Where in the records does the word "квартир" appear? Copy each line that holds it.

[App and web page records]
○ ○ ○ ○

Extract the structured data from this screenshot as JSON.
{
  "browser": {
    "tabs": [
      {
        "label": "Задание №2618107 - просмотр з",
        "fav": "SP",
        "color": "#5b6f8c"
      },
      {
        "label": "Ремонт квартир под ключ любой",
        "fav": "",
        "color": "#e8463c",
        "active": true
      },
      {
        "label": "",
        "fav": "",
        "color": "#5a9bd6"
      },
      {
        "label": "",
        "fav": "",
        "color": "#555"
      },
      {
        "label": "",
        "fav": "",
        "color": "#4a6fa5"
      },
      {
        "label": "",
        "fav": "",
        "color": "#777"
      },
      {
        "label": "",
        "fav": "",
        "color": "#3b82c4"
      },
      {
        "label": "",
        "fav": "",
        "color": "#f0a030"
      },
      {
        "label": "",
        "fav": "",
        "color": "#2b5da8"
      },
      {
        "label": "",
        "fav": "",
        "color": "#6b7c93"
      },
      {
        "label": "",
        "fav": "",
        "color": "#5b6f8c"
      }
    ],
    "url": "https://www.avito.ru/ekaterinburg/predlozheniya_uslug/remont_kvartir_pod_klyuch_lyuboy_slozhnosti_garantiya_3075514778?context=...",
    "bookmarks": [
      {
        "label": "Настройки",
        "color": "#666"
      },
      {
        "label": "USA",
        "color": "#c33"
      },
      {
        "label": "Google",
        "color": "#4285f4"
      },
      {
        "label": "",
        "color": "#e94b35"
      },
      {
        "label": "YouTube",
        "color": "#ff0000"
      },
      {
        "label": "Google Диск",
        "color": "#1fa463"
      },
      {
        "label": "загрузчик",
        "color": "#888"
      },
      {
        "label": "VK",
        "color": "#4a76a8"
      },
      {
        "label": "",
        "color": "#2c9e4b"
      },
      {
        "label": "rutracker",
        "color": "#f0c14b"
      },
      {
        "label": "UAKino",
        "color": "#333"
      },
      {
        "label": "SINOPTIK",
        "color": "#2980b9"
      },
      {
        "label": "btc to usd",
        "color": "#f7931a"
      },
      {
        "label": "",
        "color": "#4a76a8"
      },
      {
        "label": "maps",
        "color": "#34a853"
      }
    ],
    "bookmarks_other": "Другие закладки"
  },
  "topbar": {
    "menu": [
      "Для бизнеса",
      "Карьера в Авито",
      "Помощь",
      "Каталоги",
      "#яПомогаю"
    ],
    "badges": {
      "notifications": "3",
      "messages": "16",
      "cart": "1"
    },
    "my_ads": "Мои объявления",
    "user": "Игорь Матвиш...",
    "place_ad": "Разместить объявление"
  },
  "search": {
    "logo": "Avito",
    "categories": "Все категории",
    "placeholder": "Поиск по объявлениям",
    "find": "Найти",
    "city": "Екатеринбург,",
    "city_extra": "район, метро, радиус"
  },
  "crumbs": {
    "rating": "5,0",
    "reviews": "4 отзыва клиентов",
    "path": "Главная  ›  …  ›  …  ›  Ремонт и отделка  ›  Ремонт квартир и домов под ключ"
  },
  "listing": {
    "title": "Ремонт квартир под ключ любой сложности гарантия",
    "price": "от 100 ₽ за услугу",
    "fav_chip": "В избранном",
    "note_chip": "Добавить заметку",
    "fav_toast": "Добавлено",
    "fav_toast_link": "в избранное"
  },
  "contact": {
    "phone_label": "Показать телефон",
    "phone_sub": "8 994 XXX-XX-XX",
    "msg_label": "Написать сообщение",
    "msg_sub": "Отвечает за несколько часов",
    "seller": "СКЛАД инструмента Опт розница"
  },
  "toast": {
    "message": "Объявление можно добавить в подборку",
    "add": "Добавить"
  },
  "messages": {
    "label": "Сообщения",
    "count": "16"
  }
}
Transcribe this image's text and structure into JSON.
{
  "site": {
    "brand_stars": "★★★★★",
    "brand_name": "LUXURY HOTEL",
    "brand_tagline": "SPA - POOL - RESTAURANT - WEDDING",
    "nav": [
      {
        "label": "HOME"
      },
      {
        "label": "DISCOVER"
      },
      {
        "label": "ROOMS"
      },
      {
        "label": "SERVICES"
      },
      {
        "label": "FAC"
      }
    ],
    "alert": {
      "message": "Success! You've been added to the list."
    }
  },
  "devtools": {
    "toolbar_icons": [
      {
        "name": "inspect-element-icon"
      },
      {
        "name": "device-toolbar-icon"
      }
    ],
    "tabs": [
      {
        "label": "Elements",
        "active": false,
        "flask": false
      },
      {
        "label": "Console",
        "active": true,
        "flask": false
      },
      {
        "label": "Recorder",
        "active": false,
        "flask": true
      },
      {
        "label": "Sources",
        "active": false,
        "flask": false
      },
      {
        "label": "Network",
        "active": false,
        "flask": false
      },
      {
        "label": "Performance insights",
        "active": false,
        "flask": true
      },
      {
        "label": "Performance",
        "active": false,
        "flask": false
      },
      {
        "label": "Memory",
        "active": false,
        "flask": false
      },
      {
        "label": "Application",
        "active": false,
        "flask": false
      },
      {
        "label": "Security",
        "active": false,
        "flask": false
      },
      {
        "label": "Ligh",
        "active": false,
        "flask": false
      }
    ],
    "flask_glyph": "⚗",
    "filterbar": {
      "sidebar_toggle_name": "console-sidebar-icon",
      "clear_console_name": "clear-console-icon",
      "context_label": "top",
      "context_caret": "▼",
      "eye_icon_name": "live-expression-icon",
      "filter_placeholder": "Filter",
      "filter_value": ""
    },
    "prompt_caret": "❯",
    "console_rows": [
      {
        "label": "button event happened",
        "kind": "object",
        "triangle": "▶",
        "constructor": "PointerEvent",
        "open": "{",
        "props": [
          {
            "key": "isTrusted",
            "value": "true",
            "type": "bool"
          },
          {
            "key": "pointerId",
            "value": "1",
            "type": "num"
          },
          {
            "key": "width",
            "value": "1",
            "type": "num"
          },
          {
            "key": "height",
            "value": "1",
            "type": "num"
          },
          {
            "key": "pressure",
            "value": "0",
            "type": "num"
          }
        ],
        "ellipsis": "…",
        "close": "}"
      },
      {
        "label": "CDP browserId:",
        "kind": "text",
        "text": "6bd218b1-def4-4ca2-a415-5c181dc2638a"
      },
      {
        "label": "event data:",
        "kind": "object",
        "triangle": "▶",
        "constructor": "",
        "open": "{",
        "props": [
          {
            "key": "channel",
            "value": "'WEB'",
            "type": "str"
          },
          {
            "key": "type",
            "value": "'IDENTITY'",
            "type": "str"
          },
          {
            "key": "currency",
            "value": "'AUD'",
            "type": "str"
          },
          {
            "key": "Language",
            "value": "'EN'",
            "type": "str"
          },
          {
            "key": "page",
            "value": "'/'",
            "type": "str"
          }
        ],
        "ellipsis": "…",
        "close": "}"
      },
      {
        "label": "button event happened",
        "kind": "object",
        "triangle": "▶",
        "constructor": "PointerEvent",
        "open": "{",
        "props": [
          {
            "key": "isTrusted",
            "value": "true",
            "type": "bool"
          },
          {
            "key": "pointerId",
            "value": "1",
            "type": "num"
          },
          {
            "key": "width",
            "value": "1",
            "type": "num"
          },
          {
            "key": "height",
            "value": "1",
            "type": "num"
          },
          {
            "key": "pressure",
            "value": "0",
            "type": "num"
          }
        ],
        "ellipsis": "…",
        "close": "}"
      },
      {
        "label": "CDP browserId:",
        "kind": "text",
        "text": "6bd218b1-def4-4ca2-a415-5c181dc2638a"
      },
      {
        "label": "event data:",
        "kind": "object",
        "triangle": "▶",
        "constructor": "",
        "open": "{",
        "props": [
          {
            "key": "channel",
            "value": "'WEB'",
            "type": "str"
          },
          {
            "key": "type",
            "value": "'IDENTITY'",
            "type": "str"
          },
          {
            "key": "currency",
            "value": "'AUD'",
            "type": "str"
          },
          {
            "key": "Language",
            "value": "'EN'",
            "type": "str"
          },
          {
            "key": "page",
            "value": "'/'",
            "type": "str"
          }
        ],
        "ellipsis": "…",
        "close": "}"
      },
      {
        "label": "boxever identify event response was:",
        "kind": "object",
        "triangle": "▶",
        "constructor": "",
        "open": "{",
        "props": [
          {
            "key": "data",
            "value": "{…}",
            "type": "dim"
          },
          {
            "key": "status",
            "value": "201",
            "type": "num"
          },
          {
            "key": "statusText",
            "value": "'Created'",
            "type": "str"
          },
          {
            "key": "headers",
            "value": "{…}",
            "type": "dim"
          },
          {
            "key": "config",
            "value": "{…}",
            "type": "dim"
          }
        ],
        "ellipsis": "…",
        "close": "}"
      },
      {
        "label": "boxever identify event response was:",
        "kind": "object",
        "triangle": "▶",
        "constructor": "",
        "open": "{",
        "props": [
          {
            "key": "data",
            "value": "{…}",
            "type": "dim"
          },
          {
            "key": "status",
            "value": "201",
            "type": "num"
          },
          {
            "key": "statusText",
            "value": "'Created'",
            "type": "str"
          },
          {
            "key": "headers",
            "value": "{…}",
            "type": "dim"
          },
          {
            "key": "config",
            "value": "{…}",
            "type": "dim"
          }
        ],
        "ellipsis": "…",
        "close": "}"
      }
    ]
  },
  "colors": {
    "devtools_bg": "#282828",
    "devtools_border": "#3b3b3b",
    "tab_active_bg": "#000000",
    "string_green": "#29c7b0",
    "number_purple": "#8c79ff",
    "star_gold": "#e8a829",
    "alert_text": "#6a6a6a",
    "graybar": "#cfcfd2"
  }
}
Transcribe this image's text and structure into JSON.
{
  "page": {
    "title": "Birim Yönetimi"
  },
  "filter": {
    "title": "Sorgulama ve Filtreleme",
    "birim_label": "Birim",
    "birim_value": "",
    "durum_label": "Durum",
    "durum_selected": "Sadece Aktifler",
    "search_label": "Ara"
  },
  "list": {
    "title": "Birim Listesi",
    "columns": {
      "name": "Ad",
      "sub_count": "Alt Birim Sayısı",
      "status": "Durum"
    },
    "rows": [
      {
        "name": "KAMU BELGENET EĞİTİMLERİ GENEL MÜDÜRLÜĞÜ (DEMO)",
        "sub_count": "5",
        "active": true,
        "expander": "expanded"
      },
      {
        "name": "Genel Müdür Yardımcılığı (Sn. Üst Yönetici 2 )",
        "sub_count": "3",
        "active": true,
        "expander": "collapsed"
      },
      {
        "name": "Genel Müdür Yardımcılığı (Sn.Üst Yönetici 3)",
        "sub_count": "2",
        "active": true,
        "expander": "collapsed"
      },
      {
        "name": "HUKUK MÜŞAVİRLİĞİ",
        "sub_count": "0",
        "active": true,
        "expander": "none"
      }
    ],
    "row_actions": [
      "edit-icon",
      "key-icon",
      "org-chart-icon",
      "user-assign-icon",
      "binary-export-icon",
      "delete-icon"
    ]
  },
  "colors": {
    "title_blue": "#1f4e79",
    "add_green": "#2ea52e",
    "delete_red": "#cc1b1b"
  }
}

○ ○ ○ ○

** THE ANSWER **
        "label": "Ремонт квартир под ключ любой",
    "path": "Главная  ›  …  ›  …  ›  Ремонт и отделка  ›  Ремонт квартир и домов под ключ"
    "title": "Ремонт квартир под ключ любой сложности гарантия",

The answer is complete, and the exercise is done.